India has summoned the US ambassador to Delhi after comments he made over India's relations with Iran.
Mr Mulford expressed 'sincere regrets'
US Ambassador David Mulford had warned that a deal giving India US nuclear technology could collapse if India does not back a UN motion against Iran.
He was told his comments were "inappropriate and not conducive" to US-India relations, India's foreign ministry said on Thursday.
Mr Mulford earlier said his remarks were taken out of context.
The US State Department said Mr Mulford was voicing his "personal opinion".
The US is pursuing action against Iran which it suspects of trying to develop a nuclear weapons programme.
Mr Mulford told the Press Trust of India (PTI) news agency on Wednesday that the US was keen to have India's support when UN atomic watchdog, the International Atomic Energy Agency (IAEA) meets to discuss Iran.
"If [India] opposes Iran having nuclear weapons, we think they should record it in the vote."
India's failure to do so, he said, would have a "devastating" effect on US Congress members who have yet to approve the nuclear deal.
"I think the initiative will die in the Congress. Not because the administration would want it to, but the Congress will... so I think this is part of the calculation that India has to keep in mind," Mr Mulford said.
Mr Mulford also said India had not met "test of credibility" in showing a clear separation of its civilian and military nuclear programmes - a key condition of the technology-sharing deal agreed last year, the PTI said.
Mr Mulford was summoned by India's Foreign Secretary, Shyam Saran, on Thursday afternoon and told that his comments were "inappropriate and not conducive to building a strong partnership between the two democracies," a foreign ministry statement said.
India wants to use nuclear power to meet its energy needs
It said that the ambassador was informed that India's vote on any possible resolution on the Iran nuclear issue at the International Atomic Energy Agency (IAEA) would be determined by India's own judgement of the merits of the case.
"The ambassador expressed his sincere regrets, saying that his remarks had been taken out of context," the foreign ministry statement said.
India has rejected attempts to tie its stance on Iran to the deal with the US.
Washington agreed last year to share advanced civilian nuclear technology with Delhi, lifting sanctions triggered by India's nuclear tests in 1998.
State department spokesman Sean McCormark said on Wednesday that Mr Mulford was "reflecting" the "very strongly held feelings about Iran" in the Congress about the Iran issue.
"Ultimately, how India votes on this matter is going to be a decision of the Indian government. They voted to find Iran in non-compliance the last time around and we certainly would encourage and hope that they vote for referral this time around," he said.
Mr McCormack also sought to separate the civilian nuclear deal with how India votes on the Iran issue.
"We deal with the Indian government on these two issues as separate issues. Certainly, they come up in the same conversations," he told reporters in Washington.
Correspondents say Mr McCormack's comments are a move to defuse any potential political and diplomatic row that could erupt between the two countries ahead of President George Bush's visit to India in March.

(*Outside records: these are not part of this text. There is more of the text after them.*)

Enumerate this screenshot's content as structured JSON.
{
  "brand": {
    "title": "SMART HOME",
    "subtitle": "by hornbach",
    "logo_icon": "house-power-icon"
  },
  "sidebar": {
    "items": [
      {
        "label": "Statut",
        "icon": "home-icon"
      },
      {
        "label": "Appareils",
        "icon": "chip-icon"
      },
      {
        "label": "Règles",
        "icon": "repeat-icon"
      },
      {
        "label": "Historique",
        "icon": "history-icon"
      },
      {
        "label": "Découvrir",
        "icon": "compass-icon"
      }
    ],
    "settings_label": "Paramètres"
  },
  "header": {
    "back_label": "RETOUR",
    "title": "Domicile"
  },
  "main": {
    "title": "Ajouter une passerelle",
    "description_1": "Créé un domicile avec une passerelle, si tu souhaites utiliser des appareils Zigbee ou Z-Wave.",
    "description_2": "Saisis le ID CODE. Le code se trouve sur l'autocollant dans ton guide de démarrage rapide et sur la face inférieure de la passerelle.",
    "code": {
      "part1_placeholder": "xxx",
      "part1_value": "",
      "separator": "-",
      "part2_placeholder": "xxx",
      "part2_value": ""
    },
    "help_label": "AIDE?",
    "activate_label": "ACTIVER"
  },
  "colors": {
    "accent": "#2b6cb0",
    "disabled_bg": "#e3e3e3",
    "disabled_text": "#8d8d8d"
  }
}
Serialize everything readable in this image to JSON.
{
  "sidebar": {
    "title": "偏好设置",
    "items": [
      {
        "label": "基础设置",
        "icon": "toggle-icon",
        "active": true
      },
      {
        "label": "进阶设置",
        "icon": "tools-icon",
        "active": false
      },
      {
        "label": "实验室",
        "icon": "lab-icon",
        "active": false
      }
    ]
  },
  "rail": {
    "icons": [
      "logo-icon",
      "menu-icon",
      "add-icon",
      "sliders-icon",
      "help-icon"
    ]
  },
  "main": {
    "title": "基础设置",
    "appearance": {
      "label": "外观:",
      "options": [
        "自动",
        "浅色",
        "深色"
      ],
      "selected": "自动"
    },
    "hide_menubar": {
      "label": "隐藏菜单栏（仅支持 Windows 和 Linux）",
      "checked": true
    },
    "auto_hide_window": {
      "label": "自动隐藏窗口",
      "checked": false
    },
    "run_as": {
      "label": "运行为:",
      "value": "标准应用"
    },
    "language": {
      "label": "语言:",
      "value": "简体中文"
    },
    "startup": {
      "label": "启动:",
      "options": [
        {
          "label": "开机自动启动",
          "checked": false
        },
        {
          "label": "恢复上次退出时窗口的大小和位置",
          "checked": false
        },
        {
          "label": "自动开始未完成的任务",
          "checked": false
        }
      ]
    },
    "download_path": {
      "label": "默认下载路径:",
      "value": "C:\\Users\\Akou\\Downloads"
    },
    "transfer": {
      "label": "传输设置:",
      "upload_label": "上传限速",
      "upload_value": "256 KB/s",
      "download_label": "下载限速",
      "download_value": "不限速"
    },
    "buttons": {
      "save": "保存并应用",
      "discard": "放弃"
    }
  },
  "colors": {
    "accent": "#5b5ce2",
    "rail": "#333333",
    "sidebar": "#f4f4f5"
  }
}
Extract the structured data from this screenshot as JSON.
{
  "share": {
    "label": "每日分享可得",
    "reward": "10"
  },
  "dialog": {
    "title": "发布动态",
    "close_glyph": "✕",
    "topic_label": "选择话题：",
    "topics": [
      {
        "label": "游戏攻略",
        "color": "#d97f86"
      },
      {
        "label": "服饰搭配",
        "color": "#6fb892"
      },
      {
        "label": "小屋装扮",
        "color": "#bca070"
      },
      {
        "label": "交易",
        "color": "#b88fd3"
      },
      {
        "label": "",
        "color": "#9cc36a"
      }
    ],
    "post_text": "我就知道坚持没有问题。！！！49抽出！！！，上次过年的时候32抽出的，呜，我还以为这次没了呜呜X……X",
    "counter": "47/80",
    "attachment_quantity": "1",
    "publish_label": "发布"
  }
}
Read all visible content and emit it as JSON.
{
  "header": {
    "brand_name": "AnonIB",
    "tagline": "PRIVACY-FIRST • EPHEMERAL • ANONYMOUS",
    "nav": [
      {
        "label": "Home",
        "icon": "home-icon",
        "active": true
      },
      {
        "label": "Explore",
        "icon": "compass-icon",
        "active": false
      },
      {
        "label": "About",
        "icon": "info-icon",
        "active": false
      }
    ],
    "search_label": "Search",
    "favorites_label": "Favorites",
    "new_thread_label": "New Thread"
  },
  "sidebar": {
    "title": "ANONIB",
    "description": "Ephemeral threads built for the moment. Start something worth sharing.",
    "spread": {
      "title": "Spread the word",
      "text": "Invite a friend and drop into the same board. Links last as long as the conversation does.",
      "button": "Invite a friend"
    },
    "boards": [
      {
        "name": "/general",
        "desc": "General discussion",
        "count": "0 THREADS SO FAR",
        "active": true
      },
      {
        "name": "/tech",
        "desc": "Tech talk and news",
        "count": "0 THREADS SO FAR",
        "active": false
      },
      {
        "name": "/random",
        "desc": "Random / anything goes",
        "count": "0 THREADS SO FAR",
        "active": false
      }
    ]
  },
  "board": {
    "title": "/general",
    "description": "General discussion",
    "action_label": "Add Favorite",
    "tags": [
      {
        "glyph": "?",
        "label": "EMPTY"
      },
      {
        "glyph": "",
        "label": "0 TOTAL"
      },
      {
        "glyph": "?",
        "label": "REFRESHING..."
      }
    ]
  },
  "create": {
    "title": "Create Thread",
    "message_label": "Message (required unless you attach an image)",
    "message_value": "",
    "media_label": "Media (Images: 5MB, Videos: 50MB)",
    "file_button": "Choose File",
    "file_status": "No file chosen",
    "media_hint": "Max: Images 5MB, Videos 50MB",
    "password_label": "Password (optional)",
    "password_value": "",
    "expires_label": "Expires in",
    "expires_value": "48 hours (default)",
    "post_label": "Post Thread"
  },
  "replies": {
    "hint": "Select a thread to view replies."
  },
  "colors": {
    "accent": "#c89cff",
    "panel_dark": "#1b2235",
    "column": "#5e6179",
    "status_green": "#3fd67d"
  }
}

One of the key allies of the ruling Congress party-led coalition, the Communist Party of India (Marxist) has also demanded the government must clarify its stand after Mr Mulford's comments.
Mr Bush and Mr Singh agreed the nuclear deal in 2005
"These remarks raises serious apprehensions regarding the nuclear cooperation deal being negotiated with the US," the CPI(M) said in a statement.
Mr Mulford has said that his comments to the Press Trust Of India had "been taken out of context".
"Iran is a matter where we know India will vote on the basis of its own national interest," he said.
The Press Trust of India is standing by its interview.